Case Synopsis of Young v. UPS: 
Peggy Young is a former UPS worker who was forced to take unpaid leave because of her pregnancy. When Ms. Young told UPS she was pregnant, UPS required her to get a doctor’s note “listing her restrictions.”  Her doctor’s note indicated that she should not lift more than 20 pounds; Ms. Young was willing to continue her regular duties because she rarely had to lift anything that heavy, but the senior manager at Ms. Young’s workplace told her that she was “too much of a liability” and she would have to go home until she was “no longer pregnant.” Meanwhile, UPS regularly provided so-called “light duty” and similar accommodations to people with disabilities, people with on-the-job injuries, and even people who had lost their commercial drivers’ licenses as a result of DUI convictions—but UPS refused to provide light duty to Peggy Young when she sought it.  The Supreme Court was asked to decide whether UPS violated the Pregnancy Discrimination Act by forcing Mrs. Young to take unpaid leave rather than offering her the same work accommodations made available to these employees.
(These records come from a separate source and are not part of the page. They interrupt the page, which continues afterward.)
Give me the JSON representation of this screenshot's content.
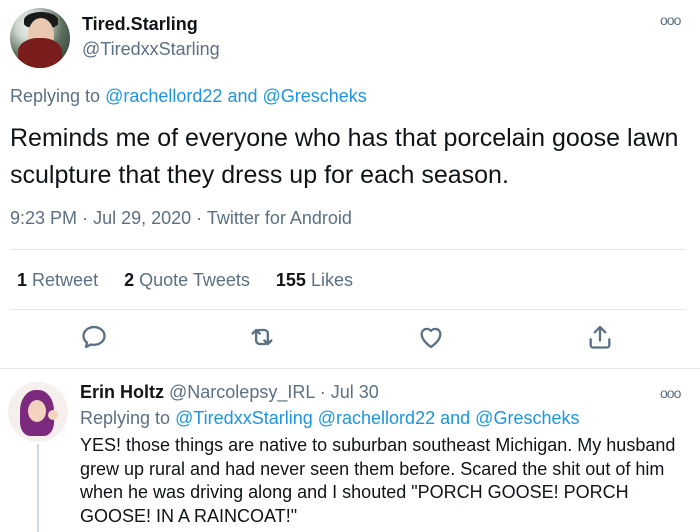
{
  "main_tweet": {
    "display_name": "Tired.Starling",
    "handle": "@TiredxxStarling",
    "more": "ooo",
    "replying_prefix": "Replying to",
    "replying_to": [
      "@rachellord22",
      "@Grescheks"
    ],
    "replying_and": "and",
    "text": "Reminds me of everyone who has that porcelain goose lawn sculpture that they dress up for each season.",
    "time": "9:23 PM",
    "date": "Jul 29, 2020",
    "source": "Twitter for Android",
    "dot": "·",
    "stats": [
      {
        "count": "1",
        "label": "Retweet"
      },
      {
        "count": "2",
        "label": "Quote Tweets"
      },
      {
        "count": "155",
        "label": "Likes"
      }
    ],
    "actions": [
      "reply-icon",
      "retweet-icon",
      "like-icon",
      "share-icon"
    ]
  },
  "reply_tweet": {
    "display_name": "Erin Holtz",
    "handle": "@Narcolepsy_IRL",
    "dot": "·",
    "date": "Jul 30",
    "more": "ooo",
    "replying_prefix": "Replying to",
    "replying_to": [
      "@TiredxxStarling",
      "@rachellord22",
      "@Grescheks"
    ],
    "replying_and": "and",
    "text": "YES! those things are native to suburban southeast Michigan. My husband grew up rural and had never seen them before. Scared the shit out of him when he was driving along and I shouted \"PORCH GOOSE! PORCH GOOSE! IN A RAINCOAT!\""
  },
  "colors": {
    "link": "#1b95e0",
    "secondary": "#5b7083",
    "text": "#0f1419",
    "divider": "#e1e8ed"
  }
}
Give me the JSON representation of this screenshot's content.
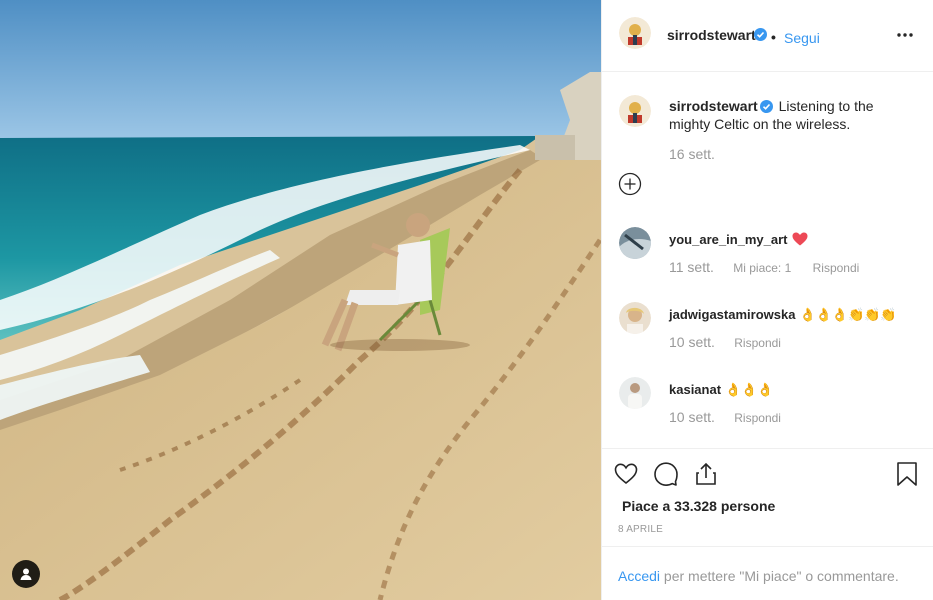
{
  "post": {
    "username": "sirrodstewart",
    "follow_label": "Segui",
    "separator": "•",
    "caption_username": "sirrodstewart",
    "caption_text": "Listening to the mighty Celtic on the wireless.",
    "caption_time": "16 sett."
  },
  "comments": [
    {
      "username": "you_are_in_my_art",
      "emoji": "heart",
      "time": "11 sett.",
      "likes": "Mi piace: 1",
      "reply": "Rispondi"
    },
    {
      "username": "jadwigastamirowska",
      "emoji": "👌👌👌👏👏👏",
      "time": "10 sett.",
      "reply": "Rispondi"
    },
    {
      "username": "kasianat",
      "emoji": "👌👌👌",
      "time": "10 sett.",
      "reply": "Rispondi"
    }
  ],
  "actions": {
    "likes_text": "Piace a 33.328 persone",
    "date": "8 APRILE"
  },
  "login": {
    "link": "Accedi",
    "rest": " per mettere \"Mi piace\" o commentare."
  },
  "icons": {
    "verified": "verified-badge-icon",
    "more": "more-options-icon",
    "load_more": "load-more-comments-icon",
    "like": "heart-icon",
    "comment": "comment-icon",
    "share": "share-icon",
    "save": "bookmark-icon",
    "user_tag": "user-tag-icon"
  },
  "colors": {
    "link_blue": "#3897f0",
    "verified_blue": "#3897f0",
    "heart_red": "#ed4956",
    "muted": "#999999",
    "text": "#262626",
    "border": "#efefef"
  }
}
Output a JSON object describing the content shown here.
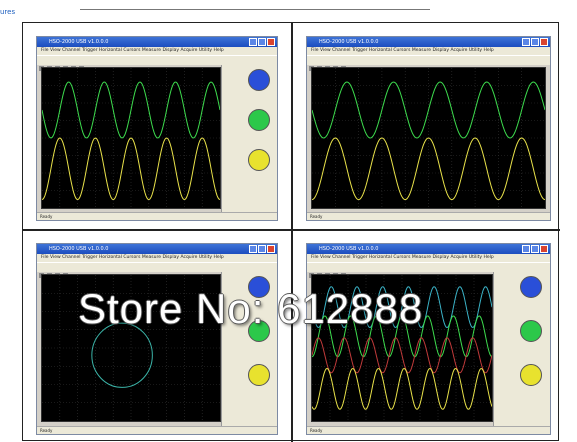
{
  "page": {
    "tab_fragment": "ures",
    "watermark": "Store No: 612888"
  },
  "screens": [
    {
      "title": "HSO-2000 USB v1.0.0.0",
      "menu": "File  View  Channel  Trigger  Horizontal  Cursors  Measure  Display  Acquire  Utility  Help",
      "status": "Ready",
      "mode": "dual-sine",
      "colors": {
        "ch1": "#3ddc4e",
        "ch2": "#e9e24a"
      },
      "knobs": [
        "#2a4fd8",
        "#2cc84a",
        "#e8e22e"
      ]
    },
    {
      "title": "HSO-2000 USB v1.0.0.0",
      "menu": "File  View  Channel  Trigger  Horizontal  Cursors  Measure  Display  Acquire  Utility  Help",
      "status": "Ready",
      "mode": "dual-sine-full",
      "colors": {
        "ch1": "#3ddc4e",
        "ch2": "#e9e24a"
      },
      "knobs": []
    },
    {
      "title": "HSO-2000 USB v1.0.0.0",
      "menu": "File  View  Channel  Trigger  Horizontal  Cursors  Measure  Display  Acquire  Utility  Help",
      "status": "Ready",
      "mode": "xy-circle",
      "colors": {
        "ch1": "#3bb4a8",
        "ch2": "#e9e24a"
      },
      "knobs": [
        "#2a4fd8",
        "#2cc84a",
        "#e8e22e"
      ]
    },
    {
      "title": "HSO-2000 USB v1.0.0.0",
      "menu": "File  View  Channel  Trigger  Horizontal  Cursors  Measure  Display  Acquire  Utility  Help",
      "status": "Ready",
      "mode": "quad-sine",
      "colors": {
        "ch1": "#3bb4c8",
        "ch2": "#c03a3a",
        "ch3": "#3ddc4e",
        "ch4": "#e9e24a"
      },
      "knobs": [
        "#2a4fd8",
        "#2cc84a",
        "#e8e22e"
      ]
    }
  ]
}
Ms. Young filed her case in 2007, and her daughter, Triniti, is now 7 years old.